> What is needed:
Pull every line with "THEN" from the entries below.

- - -

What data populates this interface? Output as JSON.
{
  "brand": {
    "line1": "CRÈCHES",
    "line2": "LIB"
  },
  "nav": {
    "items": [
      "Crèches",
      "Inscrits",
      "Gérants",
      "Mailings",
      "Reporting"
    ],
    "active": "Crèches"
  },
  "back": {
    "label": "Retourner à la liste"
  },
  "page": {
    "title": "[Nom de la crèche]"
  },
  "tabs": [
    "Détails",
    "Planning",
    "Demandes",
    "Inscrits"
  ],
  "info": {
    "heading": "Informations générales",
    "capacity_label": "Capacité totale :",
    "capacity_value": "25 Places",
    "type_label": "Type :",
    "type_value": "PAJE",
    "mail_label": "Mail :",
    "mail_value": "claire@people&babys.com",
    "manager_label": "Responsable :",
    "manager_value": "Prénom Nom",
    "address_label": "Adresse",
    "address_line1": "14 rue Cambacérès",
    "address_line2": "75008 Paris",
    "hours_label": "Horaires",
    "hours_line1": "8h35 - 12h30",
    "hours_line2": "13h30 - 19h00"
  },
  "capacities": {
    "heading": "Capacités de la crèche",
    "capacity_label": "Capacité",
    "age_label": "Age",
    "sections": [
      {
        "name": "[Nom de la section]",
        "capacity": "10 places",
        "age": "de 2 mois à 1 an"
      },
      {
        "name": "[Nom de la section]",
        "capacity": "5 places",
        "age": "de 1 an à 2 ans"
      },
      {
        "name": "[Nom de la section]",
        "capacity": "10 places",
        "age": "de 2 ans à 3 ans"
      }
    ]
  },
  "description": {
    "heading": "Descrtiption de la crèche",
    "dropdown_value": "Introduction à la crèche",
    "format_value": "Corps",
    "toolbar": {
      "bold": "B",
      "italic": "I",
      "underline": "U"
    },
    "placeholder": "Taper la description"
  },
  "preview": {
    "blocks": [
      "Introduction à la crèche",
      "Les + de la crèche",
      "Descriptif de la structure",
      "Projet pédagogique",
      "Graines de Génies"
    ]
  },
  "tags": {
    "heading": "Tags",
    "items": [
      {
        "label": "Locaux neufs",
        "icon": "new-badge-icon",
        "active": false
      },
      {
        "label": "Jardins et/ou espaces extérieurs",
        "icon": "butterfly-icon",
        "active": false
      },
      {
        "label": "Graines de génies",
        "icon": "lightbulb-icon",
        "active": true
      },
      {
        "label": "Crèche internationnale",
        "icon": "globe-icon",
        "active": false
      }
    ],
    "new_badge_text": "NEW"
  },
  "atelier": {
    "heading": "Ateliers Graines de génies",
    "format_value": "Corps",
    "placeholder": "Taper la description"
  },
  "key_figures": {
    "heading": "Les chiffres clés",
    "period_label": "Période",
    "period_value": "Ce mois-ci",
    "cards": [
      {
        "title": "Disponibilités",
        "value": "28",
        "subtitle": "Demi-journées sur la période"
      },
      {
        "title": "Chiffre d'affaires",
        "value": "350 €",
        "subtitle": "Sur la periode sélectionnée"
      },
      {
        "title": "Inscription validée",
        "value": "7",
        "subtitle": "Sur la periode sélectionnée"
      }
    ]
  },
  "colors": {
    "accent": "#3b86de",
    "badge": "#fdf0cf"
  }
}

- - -

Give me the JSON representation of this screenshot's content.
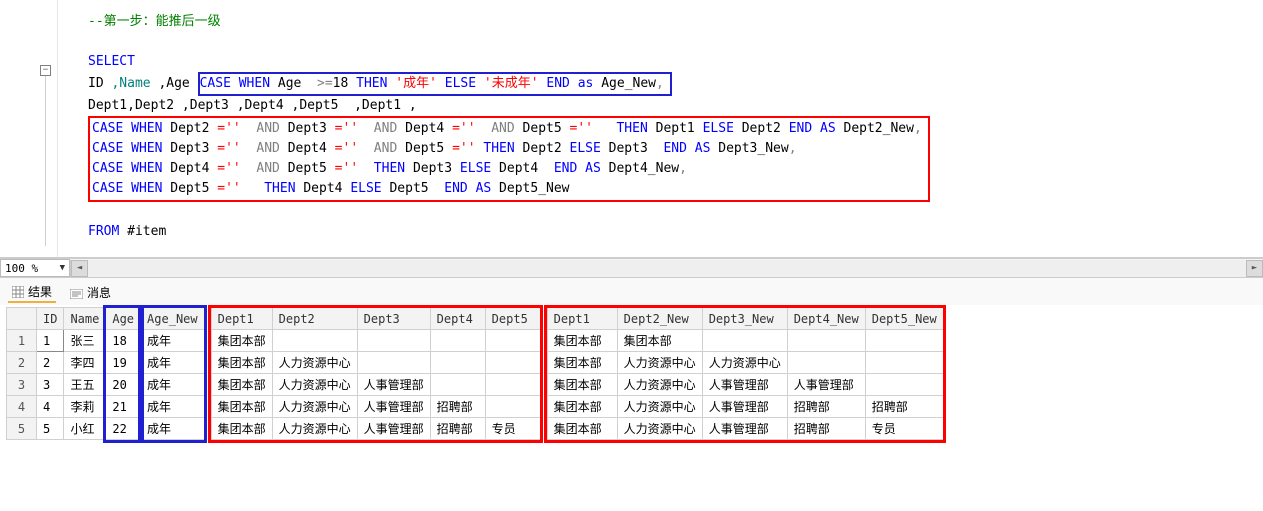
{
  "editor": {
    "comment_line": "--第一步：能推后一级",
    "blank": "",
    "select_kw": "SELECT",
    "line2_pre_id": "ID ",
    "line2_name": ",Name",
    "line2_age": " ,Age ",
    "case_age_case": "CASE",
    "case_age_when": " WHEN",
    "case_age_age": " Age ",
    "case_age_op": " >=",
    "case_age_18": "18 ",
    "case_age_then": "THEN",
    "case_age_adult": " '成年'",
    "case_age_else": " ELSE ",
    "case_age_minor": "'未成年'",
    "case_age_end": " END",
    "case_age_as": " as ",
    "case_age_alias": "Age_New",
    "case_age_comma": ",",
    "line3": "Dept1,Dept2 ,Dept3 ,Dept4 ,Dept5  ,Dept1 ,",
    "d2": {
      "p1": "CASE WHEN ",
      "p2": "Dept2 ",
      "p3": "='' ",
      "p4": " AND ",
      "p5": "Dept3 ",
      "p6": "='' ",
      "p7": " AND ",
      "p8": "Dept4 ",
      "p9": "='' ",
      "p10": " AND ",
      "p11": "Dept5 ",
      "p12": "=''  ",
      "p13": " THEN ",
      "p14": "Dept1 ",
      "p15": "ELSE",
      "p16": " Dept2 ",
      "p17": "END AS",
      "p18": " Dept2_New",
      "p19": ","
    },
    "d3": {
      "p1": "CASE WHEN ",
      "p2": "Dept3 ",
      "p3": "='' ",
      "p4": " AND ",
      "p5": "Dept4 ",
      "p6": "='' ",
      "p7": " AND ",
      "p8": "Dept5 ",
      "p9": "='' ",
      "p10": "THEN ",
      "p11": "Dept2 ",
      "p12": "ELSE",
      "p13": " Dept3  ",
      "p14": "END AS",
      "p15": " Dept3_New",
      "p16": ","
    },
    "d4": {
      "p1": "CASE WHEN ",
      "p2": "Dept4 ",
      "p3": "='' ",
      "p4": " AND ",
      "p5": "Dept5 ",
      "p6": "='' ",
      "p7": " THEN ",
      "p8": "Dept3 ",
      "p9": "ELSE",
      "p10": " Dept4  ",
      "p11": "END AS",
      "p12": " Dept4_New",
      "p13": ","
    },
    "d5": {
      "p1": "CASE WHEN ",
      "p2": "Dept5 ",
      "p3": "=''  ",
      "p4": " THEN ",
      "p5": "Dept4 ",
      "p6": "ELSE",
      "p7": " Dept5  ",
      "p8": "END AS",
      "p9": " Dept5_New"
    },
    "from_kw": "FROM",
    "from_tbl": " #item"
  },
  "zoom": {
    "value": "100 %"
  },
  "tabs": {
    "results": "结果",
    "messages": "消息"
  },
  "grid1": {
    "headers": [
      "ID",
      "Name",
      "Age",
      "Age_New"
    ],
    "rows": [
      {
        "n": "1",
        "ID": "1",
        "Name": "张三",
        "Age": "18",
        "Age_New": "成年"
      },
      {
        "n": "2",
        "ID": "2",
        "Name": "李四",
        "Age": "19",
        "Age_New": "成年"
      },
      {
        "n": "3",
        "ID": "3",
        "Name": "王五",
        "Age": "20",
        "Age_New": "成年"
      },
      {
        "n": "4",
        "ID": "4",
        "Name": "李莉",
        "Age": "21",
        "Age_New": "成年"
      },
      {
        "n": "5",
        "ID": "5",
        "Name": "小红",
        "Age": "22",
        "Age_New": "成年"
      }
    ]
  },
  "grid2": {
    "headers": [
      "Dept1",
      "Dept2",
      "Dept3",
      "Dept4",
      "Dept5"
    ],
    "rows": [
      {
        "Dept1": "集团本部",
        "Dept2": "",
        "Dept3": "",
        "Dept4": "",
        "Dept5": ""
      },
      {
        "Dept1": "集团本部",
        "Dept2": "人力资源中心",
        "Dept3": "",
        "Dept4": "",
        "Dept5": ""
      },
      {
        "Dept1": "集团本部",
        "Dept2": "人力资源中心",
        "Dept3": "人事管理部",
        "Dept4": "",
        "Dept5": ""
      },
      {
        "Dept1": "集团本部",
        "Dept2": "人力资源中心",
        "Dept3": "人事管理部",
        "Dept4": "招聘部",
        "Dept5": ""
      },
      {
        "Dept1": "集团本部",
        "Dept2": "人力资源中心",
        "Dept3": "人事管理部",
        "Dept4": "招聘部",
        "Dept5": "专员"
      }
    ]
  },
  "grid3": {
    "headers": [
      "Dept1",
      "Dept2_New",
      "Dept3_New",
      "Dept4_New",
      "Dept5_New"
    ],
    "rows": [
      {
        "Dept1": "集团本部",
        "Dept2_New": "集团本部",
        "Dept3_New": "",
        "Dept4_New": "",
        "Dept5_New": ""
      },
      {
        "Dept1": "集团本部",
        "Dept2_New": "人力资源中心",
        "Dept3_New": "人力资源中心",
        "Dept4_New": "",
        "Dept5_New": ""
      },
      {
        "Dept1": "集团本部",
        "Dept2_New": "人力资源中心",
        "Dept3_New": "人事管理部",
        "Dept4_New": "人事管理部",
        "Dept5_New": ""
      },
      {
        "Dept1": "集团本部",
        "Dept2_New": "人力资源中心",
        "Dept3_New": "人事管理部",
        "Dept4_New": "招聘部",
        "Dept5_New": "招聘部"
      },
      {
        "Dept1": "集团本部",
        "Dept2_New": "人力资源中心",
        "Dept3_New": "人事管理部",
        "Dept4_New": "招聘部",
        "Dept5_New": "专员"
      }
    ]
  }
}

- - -

> Answer to this task:
    "case_age_then": "THEN",
      "p13": " THEN ",
      "p10": "THEN ",
      "p7": " THEN ",
      "p4": " THEN ",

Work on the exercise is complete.